### ACTION ITEM
Whatever the records say, repeat them exactly as given.

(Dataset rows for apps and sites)
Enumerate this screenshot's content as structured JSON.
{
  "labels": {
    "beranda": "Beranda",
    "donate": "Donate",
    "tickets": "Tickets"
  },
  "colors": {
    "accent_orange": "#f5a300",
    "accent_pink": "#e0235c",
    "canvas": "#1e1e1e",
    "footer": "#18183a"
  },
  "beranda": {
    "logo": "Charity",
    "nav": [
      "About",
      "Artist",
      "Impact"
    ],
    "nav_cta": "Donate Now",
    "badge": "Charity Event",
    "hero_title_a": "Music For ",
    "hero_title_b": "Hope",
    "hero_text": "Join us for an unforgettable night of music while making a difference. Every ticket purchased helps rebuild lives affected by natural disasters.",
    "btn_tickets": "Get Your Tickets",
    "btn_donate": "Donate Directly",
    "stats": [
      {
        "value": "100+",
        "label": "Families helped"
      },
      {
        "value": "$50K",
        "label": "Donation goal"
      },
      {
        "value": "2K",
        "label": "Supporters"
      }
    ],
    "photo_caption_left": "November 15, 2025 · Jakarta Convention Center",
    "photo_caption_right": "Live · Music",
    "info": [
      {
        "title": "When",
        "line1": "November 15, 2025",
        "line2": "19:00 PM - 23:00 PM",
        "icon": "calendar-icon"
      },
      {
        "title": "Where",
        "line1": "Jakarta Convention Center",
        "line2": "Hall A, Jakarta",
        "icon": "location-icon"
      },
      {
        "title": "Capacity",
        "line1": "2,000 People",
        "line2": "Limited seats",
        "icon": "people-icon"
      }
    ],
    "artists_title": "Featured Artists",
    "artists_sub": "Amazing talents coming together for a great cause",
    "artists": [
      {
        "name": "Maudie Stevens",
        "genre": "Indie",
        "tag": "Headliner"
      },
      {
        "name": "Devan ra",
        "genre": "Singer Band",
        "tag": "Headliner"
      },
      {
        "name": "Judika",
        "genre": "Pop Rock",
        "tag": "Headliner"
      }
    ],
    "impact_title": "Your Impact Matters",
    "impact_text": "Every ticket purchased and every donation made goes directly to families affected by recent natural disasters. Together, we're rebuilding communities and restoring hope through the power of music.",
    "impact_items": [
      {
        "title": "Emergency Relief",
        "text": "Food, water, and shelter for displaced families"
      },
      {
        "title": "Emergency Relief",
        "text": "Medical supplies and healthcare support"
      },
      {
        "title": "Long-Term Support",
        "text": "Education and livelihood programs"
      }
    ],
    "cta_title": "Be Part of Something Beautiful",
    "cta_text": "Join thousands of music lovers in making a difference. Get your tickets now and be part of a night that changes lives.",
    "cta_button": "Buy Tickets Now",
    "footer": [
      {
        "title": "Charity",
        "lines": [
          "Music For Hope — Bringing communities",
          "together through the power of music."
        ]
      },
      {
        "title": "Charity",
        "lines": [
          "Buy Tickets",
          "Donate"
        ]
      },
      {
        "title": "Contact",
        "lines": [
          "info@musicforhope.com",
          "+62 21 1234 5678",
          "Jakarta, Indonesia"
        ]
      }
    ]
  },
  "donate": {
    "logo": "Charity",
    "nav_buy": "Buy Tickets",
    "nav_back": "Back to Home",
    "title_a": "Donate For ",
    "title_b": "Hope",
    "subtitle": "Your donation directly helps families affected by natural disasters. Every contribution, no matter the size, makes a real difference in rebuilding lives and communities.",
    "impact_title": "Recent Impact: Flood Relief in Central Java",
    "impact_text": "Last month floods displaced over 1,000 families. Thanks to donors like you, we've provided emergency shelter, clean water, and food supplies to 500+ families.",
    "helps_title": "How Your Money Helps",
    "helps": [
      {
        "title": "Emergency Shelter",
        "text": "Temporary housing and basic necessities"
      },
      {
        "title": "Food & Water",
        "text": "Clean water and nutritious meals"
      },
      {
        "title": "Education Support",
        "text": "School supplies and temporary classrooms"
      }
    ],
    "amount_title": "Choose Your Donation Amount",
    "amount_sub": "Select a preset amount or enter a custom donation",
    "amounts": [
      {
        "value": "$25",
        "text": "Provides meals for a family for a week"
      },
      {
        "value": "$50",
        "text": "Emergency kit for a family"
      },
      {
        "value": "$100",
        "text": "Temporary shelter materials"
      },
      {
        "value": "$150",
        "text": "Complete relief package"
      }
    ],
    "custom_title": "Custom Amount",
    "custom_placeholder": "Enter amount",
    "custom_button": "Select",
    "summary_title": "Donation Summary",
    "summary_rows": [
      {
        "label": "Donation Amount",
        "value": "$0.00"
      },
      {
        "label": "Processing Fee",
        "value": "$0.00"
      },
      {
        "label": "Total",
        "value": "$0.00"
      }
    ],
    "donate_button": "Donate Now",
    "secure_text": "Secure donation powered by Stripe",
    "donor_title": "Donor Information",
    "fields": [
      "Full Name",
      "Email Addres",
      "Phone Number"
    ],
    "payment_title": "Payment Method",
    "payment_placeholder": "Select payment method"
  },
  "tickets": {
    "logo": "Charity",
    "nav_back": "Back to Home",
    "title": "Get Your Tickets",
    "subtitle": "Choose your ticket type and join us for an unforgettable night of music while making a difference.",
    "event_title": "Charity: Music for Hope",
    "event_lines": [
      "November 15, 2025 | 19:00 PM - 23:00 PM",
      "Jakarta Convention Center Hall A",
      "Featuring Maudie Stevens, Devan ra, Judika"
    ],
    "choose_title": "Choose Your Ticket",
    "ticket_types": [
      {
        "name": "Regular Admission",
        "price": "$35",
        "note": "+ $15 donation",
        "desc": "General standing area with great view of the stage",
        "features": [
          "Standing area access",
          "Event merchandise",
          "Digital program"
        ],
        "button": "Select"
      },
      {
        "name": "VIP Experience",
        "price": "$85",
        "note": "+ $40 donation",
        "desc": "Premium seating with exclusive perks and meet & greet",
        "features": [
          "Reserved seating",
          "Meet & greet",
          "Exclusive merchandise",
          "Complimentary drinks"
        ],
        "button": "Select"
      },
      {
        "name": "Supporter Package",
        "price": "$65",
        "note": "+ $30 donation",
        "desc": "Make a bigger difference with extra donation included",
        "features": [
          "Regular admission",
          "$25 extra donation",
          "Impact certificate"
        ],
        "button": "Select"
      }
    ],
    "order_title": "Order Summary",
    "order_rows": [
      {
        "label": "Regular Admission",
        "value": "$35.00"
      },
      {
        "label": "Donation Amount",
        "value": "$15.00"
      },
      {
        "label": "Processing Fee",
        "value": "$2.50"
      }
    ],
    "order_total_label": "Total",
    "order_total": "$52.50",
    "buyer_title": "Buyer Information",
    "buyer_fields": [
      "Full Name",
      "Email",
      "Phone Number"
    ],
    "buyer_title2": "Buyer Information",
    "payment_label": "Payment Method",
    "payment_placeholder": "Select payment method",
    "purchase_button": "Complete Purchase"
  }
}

### RESPONSE TO THIS TASK
Enumerate this screenshot's content as structured JSON.
{
  "labels": {
    "beranda": "Beranda",
    "donate": "Donate",
    "tickets": "Tickets"
  },
  "colors": {
    "accent_orange": "#f5a300",
    "accent_pink": "#e0235c",
    "canvas": "#1e1e1e",
    "footer": "#18183a"
  },
  "beranda": {
    "logo": "Charity",
    "nav": [
      "About",
      "Artist",
      "Impact"
    ],
    "nav_cta": "Donate Now",
    "badge": "Charity Event",
    "hero_title_a": "Music For ",
    "hero_title_b": "Hope",
    "hero_text": "Join us for an unforgettable night of music while making a difference. Every ticket purchased helps rebuild lives affected by natural disasters.",
    "btn_tickets": "Get Your Tickets",
    "btn_donate": "Donate Directly",
    "stats": [
      {
        "value": "100+",
        "label": "Families helped"
      },
      {
        "value": "$50K",
        "label": "Donation goal"
      },
      {
        "value": "2K",
        "label": "Supporters"
      }
    ],
    "photo_caption_left": "November 15, 2025 · Jakarta Convention Center",
    "photo_caption_right": "Live · Music",
    "info": [
      {
        "title": "When",
        "line1": "November 15, 2025",
        "line2": "19:00 PM - 23:00 PM",
        "icon": "calendar-icon"
      },
      {
        "title": "Where",
        "line1": "Jakarta Convention Center",
        "line2": "Hall A, Jakarta",
        "icon": "location-icon"
      },
      {
        "title": "Capacity",
        "line1": "2,000 People",
        "line2": "Limited seats",
        "icon": "people-icon"
      }
    ],
    "artists_title": "Featured Artists",
    "artists_sub": "Amazing talents coming together for a great cause",
    "artists": [
      {
        "name": "Maudie Stevens",
        "genre": "Indie",
        "tag": "Headliner"
      },
      {
        "name": "Devan ra",
        "genre": "Singer Band",
        "tag": "Headliner"
      },
      {
        "name": "Judika",
        "genre": "Pop Rock",
        "tag": "Headliner"
      }
    ],
    "impact_title": "Your Impact Matters",
    "impact_text": "Every ticket purchased and every donation made goes directly to families affected by recent natural disasters. Together, we're rebuilding communities and restoring hope through the power of music.",
    "impact_items": [
      {
        "title": "Emergency Relief",
        "text": "Food, water, and shelter for displaced families"
      },
      {
        "title": "Emergency Relief",
        "text": "Medical supplies and healthcare support"
      },
      {
        "title": "Long-Term Support",
        "text": "Education and livelihood programs"
      }
    ],
    "cta_title": "Be Part of Something Beautiful",
    "cta_text": "Join thousands of music lovers in making a difference. Get your tickets now and be part of a night that changes lives.",
    "cta_button": "Buy Tickets Now",
    "footer": [
      {
        "title": "Charity",
        "lines": [
          "Music For Hope — Bringing communities",
          "together through the power of music."
        ]
      },
      {
        "title": "Charity",
        "lines": [
          "Buy Tickets",
          "Donate"
        ]
      },
      {
        "title": "Contact",
        "lines": [
          "info@musicforhope.com",
          "+62 21 1234 5678",
          "Jakarta, Indonesia"
        ]
      }
    ]
  },
  "donate": {
    "logo": "Charity",
    "nav_buy": "Buy Tickets",
    "nav_back": "Back to Home",
    "title_a": "Donate For ",
    "title_b": "Hope",
    "subtitle": "Your donation directly helps families affected by natural disasters. Every contribution, no matter the size, makes a real difference in rebuilding lives and communities.",
    "impact_title": "Recent Impact: Flood Relief in Central Java",
    "impact_text": "Last month floods displaced over 1,000 families. Thanks to donors like you, we've provided emergency shelter, clean water, and food supplies to 500+ families.",
    "helps_title": "How Your Money Helps",
    "helps": [
      {
        "title": "Emergency Shelter",
        "text": "Temporary housing and basic necessities"
      },
      {
        "title": "Food & Water",
        "text": "Clean water and nutritious meals"
      },
      {
        "title": "Education Support",
        "text": "School supplies and temporary classrooms"
      }
    ],
    "amount_title": "Choose Your Donation Amount",
    "amount_sub": "Select a preset amount or enter a custom donation",
    "amounts": [
      {
        "value": "$25",
        "text": "Provides meals for a family for a week"
      },
      {
        "value": "$50",
        "text": "Emergency kit for a family"
      },
      {
        "value": "$100",
        "text": "Temporary shelter materials"
      },
      {
        "value": "$150",
        "text": "Complete relief package"
      }
    ],
    "custom_title": "Custom Amount",
    "custom_placeholder": "Enter amount",
    "custom_button": "Select",
    "summary_title": "Donation Summary",
    "summary_rows": [
      {
        "label": "Donation Amount",
        "value": "$0.00"
      },
      {
        "label": "Processing Fee",
        "value": "$0.00"
      },
      {
        "label": "Total",
        "value": "$0.00"
      }
    ],
    "donate_button": "Donate Now",
    "secure_text": "Secure donation powered by Stripe",
    "donor_title": "Donor Information",
    "fields": [
      "Full Name",
      "Email Addres",
      "Phone Number"
    ],
    "payment_title": "Payment Method",
    "payment_placeholder": "Select payment method"
  },
  "tickets": {
    "logo": "Charity",
    "nav_back": "Back to Home",
    "title": "Get Your Tickets",
    "subtitle": "Choose your ticket type and join us for an unforgettable night of music while making a difference.",
    "event_title": "Charity: Music for Hope",
    "event_lines": [
      "November 15, 2025 | 19:00 PM - 23:00 PM",
      "Jakarta Convention Center Hall A",
      "Featuring Maudie Stevens, Devan ra, Judika"
    ],
    "choose_title": "Choose Your Ticket",
    "ticket_types": [
      {
        "name": "Regular Admission",
        "price": "$35",
        "note": "+ $15 donation",
        "desc": "General standing area with great view of the stage",
        "features": [
          "Standing area access",
          "Event merchandise",
          "Digital program"
        ],
        "button": "Select"
      },
      {
        "name": "VIP Experience",
        "price": "$85",
        "note": "+ $40 donation",
        "desc": "Premium seating with exclusive perks and meet & greet",
        "features": [
          "Reserved seating",
          "Meet & greet",
          "Exclusive merchandise",
          "Complimentary drinks"
        ],
        "button": "Select"
      },
      {
        "name": "Supporter Package",
        "price": "$65",
        "note": "+ $30 donation",
        "desc": "Make a bigger difference with extra donation included",
        "features": [
          "Regular admission",
          "$25 extra donation",
          "Impact certificate"
        ],
        "button": "Select"
      }
    ],
    "order_title": "Order Summary",
    "order_rows": [
      {
        "label": "Regular Admission",
        "value": "$35.00"
      },
      {
        "label": "Donation Amount",
        "value": "$15.00"
      },
      {
        "label": "Processing Fee",
        "value": "$2.50"
      }
    ],
    "order_total_label": "Total",
    "order_total": "$52.50",
    "buyer_title": "Buyer Information",
    "buyer_fields": [
      "Full Name",
      "Email",
      "Phone Number"
    ],
    "buyer_title2": "Buyer Information",
    "payment_label": "Payment Method",
    "payment_placeholder": "Select payment method",
    "purchase_button": "Complete Purchase"
  }
}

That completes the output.